Europe and Its Slippery Energy Slope
BRATISLAVA, Slovakia — Europe, at present the world’s largest market and largest economic bloc, is in decline, and living standards are in danger. That was the sober message at an energy conference here, delivered by a battery of speakers from across eastern Europe.
The narrative is that energy is what is dragging Europe down — not low birthrates and pervasive social-safety networks, but increasing dependence on expensive energy imports and hopelessly tangled markets.
Although delegates gathered to discuss the particular problems of eastern Europe, many had comments about the energy dependence across Europe: its labyrinthine regulations in nearly all 28 countries, its inability to form capital for large projects like nuclear, and governments intruding into the market.

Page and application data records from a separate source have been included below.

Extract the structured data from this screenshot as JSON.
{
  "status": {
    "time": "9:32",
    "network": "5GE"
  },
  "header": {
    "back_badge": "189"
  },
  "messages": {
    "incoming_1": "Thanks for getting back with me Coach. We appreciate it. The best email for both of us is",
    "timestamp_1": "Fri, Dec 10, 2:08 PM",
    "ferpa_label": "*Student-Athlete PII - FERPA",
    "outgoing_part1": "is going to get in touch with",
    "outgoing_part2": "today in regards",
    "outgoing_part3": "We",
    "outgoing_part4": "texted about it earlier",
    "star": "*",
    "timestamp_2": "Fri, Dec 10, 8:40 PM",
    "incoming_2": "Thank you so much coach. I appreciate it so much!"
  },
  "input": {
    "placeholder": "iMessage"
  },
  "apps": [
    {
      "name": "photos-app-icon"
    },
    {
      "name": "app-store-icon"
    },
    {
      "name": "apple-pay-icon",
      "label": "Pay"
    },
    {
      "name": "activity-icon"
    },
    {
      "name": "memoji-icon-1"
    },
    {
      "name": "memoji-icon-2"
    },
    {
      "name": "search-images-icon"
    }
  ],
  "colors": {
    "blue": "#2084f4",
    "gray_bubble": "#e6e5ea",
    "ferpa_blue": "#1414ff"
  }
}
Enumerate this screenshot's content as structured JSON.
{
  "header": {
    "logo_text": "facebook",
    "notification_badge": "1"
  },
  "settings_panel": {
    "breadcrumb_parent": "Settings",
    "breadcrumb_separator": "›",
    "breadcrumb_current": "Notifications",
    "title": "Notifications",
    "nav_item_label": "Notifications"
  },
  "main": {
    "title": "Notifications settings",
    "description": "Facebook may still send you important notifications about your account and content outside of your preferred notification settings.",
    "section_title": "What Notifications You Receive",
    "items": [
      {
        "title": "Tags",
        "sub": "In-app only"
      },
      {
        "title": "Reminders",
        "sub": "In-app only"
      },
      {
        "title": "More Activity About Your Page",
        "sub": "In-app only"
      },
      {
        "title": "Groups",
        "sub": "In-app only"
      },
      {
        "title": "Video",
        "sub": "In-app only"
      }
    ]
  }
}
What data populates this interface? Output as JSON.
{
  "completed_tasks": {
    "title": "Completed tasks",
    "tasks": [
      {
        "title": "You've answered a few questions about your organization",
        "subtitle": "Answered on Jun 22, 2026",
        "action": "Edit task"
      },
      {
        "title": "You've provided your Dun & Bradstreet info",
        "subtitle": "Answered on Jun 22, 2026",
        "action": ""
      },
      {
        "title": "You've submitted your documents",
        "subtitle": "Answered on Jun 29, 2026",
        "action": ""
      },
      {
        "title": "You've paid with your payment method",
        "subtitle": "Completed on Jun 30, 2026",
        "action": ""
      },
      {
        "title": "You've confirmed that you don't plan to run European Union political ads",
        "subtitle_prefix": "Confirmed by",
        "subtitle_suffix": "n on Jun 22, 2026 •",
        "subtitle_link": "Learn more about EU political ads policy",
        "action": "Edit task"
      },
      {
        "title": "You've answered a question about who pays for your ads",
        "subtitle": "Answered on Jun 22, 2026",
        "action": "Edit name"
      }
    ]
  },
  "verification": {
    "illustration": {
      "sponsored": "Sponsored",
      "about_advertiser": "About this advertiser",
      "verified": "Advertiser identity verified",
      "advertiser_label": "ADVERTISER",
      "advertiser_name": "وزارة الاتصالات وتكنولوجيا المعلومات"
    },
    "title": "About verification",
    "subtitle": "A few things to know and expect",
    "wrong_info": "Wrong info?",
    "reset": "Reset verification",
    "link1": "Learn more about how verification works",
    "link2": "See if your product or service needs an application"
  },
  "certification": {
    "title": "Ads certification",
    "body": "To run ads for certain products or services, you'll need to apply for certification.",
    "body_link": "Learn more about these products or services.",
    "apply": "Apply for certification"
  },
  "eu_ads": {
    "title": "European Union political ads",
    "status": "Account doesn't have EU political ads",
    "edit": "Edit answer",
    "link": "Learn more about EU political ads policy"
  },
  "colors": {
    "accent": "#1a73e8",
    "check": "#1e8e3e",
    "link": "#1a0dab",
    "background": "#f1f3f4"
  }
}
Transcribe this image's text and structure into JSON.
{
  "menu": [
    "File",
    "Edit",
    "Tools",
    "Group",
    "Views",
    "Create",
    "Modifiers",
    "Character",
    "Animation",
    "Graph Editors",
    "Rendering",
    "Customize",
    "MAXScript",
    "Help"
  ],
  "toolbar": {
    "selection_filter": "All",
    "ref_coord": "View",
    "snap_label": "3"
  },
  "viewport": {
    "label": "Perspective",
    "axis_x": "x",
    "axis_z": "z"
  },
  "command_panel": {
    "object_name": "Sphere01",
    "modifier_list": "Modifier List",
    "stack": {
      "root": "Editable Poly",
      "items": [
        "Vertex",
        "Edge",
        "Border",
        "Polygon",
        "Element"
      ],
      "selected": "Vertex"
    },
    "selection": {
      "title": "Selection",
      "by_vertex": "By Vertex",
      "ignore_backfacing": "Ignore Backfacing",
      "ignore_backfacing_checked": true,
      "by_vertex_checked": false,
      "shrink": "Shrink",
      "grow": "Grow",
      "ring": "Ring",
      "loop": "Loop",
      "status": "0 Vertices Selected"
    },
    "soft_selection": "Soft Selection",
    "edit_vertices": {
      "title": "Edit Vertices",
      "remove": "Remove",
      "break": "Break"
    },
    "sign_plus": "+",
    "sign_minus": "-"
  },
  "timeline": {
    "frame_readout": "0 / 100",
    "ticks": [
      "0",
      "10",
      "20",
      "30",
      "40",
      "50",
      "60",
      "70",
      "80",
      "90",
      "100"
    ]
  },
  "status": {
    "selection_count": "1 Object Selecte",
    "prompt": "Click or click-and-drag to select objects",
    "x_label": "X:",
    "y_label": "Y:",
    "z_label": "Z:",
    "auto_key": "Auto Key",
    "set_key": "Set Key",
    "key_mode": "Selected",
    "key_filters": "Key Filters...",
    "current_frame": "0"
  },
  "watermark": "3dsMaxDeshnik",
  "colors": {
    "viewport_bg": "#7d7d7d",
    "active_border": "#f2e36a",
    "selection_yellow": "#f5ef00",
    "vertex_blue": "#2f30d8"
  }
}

The result is a patchwork of contradictions, counterproductive regulations, political fiats, and multiple objectives that leave Europeans paying more for energy than they need to and failing to develop indigenous sources, such as their own shale gas deposits in Ukraine and Poland. It also leaves countries dependent on capricious and expensive gas from Russia, unsure of whether they can build needed electric generating plants in the future and poorly interconnected, sometimes by both gas pipelines and electric lines.